1) If you weren’t taking the Celtics seriously before, the Clippers think you should start. The Boston Celtics are 32-23, have the third-best defense in the NBA, and in their last 10 games are outscoring opponents by 7.9 points per 100 possessions (fifth best in the NBA in that stretch). They are legitimate. Not title contenders, but they are looking like the third best team in the East and a second-round showdown with Toronto could be interesting (especially if Danny Ainge can pull off a big move at the trade deadline — he’s trying). Brad Stevens is earning Coach of the Year votes every time the Celtics step on the court.

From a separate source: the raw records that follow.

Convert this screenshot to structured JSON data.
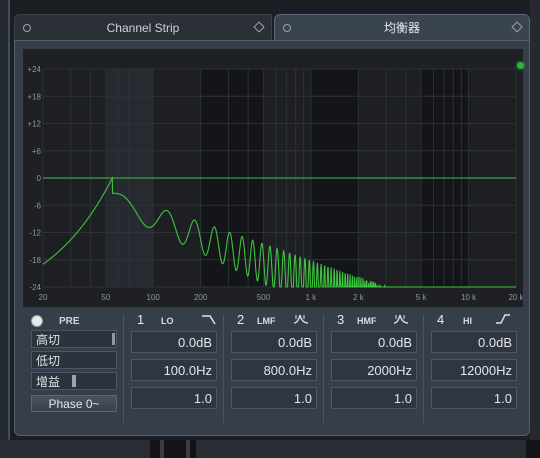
{
  "tabs": [
    {
      "label": "Channel Strip",
      "active": false
    },
    {
      "label": "均衡器",
      "active": true
    }
  ],
  "graph": {
    "y_labels": [
      "+24",
      "+18",
      "+12",
      "+6",
      "0",
      "-6",
      "-12",
      "-18",
      "-24"
    ],
    "x_labels": [
      "20",
      "50",
      "100",
      "200",
      "500",
      "1 k",
      "2 k",
      "5 k",
      "10 k",
      "20 k"
    ],
    "curve_color": "#3ec43e"
  },
  "left": {
    "pre_label": "PRE",
    "high_cut_label": "高切",
    "low_cut_label": "低切",
    "gain_label": "增益",
    "phase_label": "Phase 0~"
  },
  "bands": [
    {
      "number": "1",
      "name": "LO",
      "icon": "high-pass-filter-icon",
      "gain": "0.0dB",
      "freq": "100.0Hz",
      "q": "1.0"
    },
    {
      "number": "2",
      "name": "LMF",
      "icon": "peak-filter-icon",
      "gain": "0.0dB",
      "freq": "800.0Hz",
      "q": "1.0"
    },
    {
      "number": "3",
      "name": "HMF",
      "icon": "peak-filter-icon",
      "gain": "0.0dB",
      "freq": "2000Hz",
      "q": "1.0"
    },
    {
      "number": "4",
      "name": "HI",
      "icon": "high-shelf-filter-icon",
      "gain": "0.0dB",
      "freq": "12000Hz",
      "q": "1.0"
    }
  ]
}
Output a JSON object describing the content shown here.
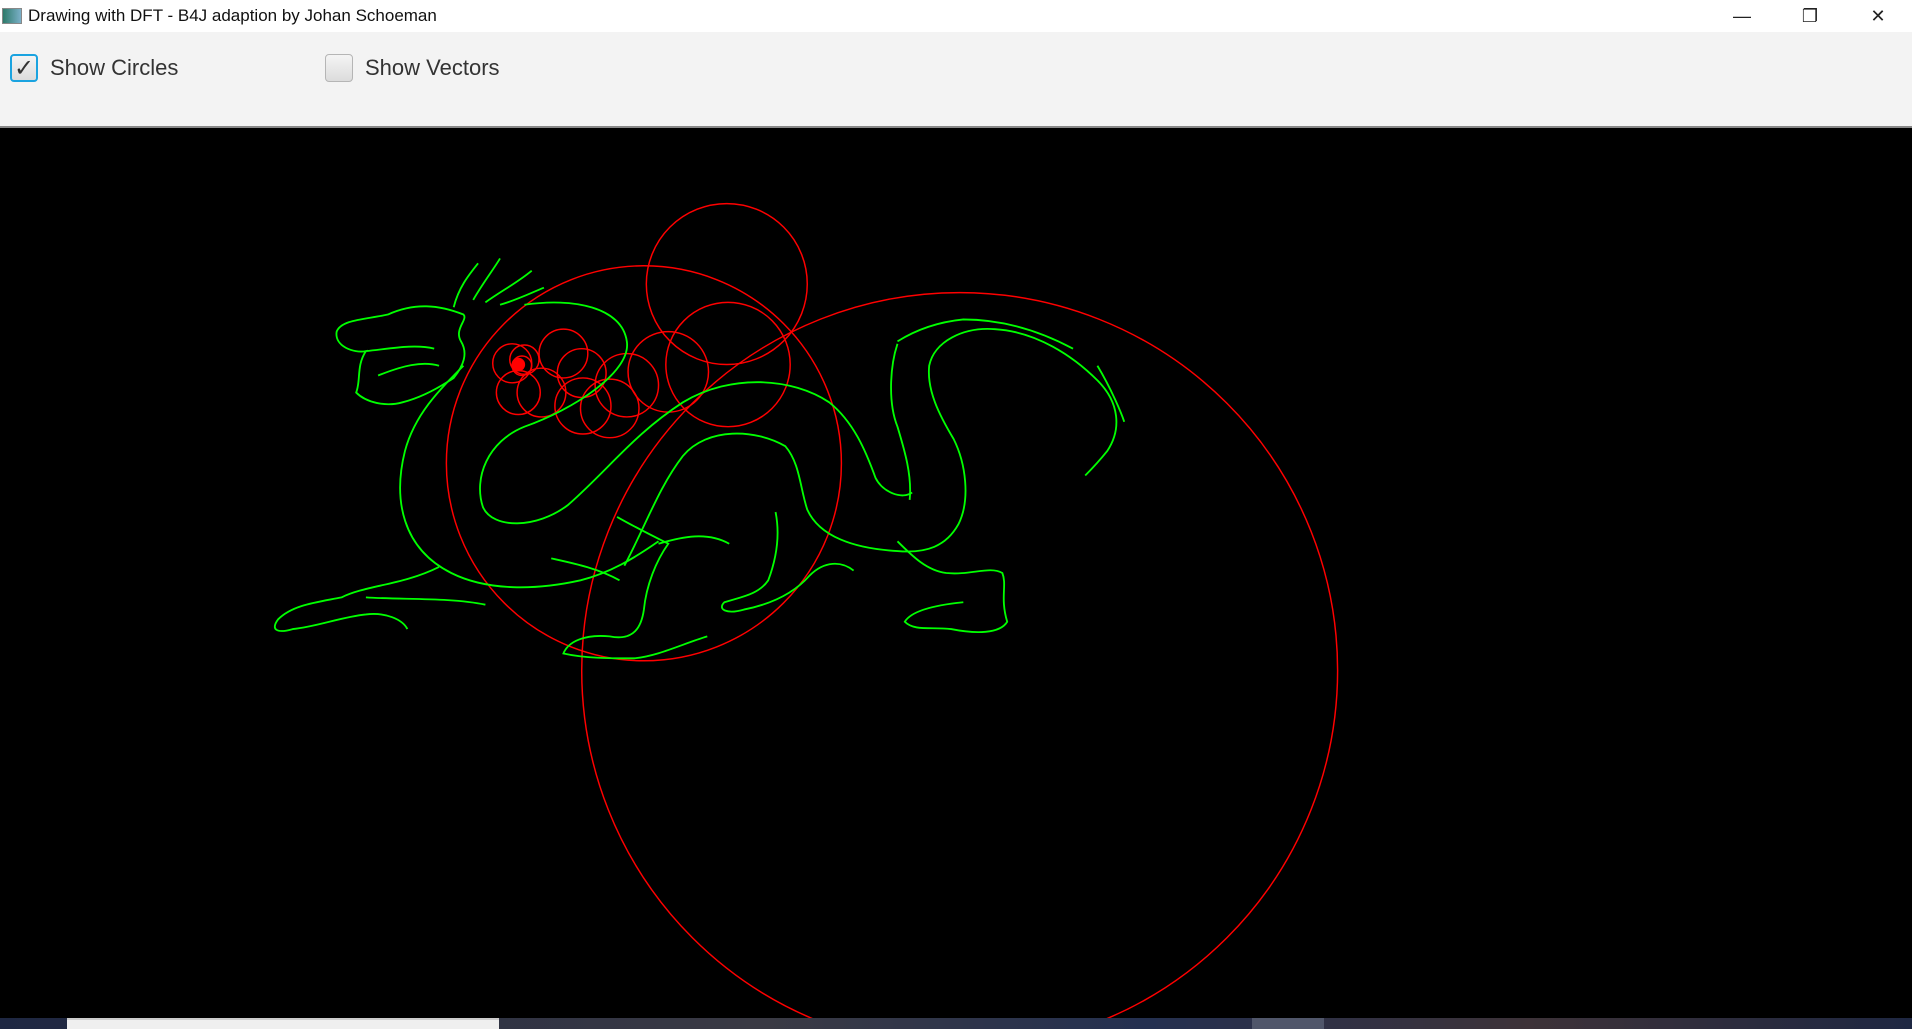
{
  "window": {
    "title": "Drawing with DFT - B4J adaption by Johan Schoeman",
    "minimize_icon": "minimize-icon",
    "restore_icon": "restore-icon",
    "close_icon": "close-icon"
  },
  "toolbar": {
    "show_circles": {
      "label": "Show Circles",
      "checked": true
    },
    "show_vectors": {
      "label": "Show Vectors",
      "checked": false
    }
  },
  "canvas": {
    "background": "#000000",
    "circle_color": "#ff0000",
    "drawing_color": "#00ff00"
  }
}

The latest sign the Celtics are for real — winning a shootout against the Los Angeles Clippers. Two good defensive teams decided to take the night off on that end, which was entertaining and fit the “last day of school before break” theme. Isaiah Thomas just shredded the Clippers perimeter defense on his way to 36 points and 11 assists (watching how quick he is on the dribble, he’s got to be the favorite at the All-Star Saturday skills challenge). Chris Paul countered with 35 points and 13 assists. It was an old-fashioned, 1980s-style barn burner that went to overtime when the Clippers didn’t score a field goal in the final 3:29 of regulation and the Celtics completed a comeback in a Thomas jumper. In OT, J.J. Redick started out hot, but the Celtics closed hotter and got the win. The one bit of bad news for Boston Kelly Olynyk suffered a shoulder subluxation, he will have the week off to let that rest. (We will now note that happened on the same night Kevin Love suffered a shoulder injury, too. His was just a stinger, and he will be back after the break.)

2) Kawhi Leonard drains game winner to give Spurs another win. A couple of seasons back, when the Spurs motion offense was clicking, with the game on the line they would have run a play, four guys would touch the ball, and they would get a clean look. But this is how much Gregg Popovich trusts Kawhi Leonard now: Tie game with 13.3 seconds remaining, and the play design is a 1-4 flat isolation for Leonard. That’s what you call for LeBron James or Kevin Durant. Popovich called it for Leonard. And he was rewarded with the win.



3) Chauncey Billups got his number retired in Detroit.
There is a 2004 championship banner hanging above the Detroit Pistons court in large part because for a stretch Billups was not only the ultimate leader but played as well as anyone in the league. Just ask Kobe Bryant and the Lakers. Wednesday night they honored Billups in the Motor City (well, in Auburn Hills) by retiring his number.

4) Portland beats Houston to take over final playoff spot in the Western Conference. If the playoffs started today, the Trail Blazers would be the eight seed in the West and the Rockets would be golfing. That’s because Portland beat Houston 116-103 to move to .500 and ahead of Houston in the standings by half a game. Houston had some success scoring in the first quarter thanks to some old school Dwight Howard in the post and James Harden on the drive. The problem is, when Portland adjusted and Houston’s offense sputtered, they had no defense to fall back on — Portland scored at will all night. Damian Lillard finished with 31 points, the Trail Blazers had an offensive rating on the night of 115.6, and the Rockets head into the break trying to answer the same questions they had back when Kevin McHale got fired. Houston thinks things can come together, and they can make another playoff run, but a playoff run would be based on defense and the Rockets don’t play four quarters on that end nightly.

5) Suns Markieff Morris, Aaron Goodwin scuffle on bench. After the game — a 112-104 loss to Golden State — Morris said this was no more than two guys as close as brothers having a disagreement. It’s just a little hard considering everything that has gone on in Phoenix this season — including Morris’ poor play and the towel throwing incident with now-fired coach Jeff Hornacek — to think this is not another window into the chemistry problem in the Suns locker room.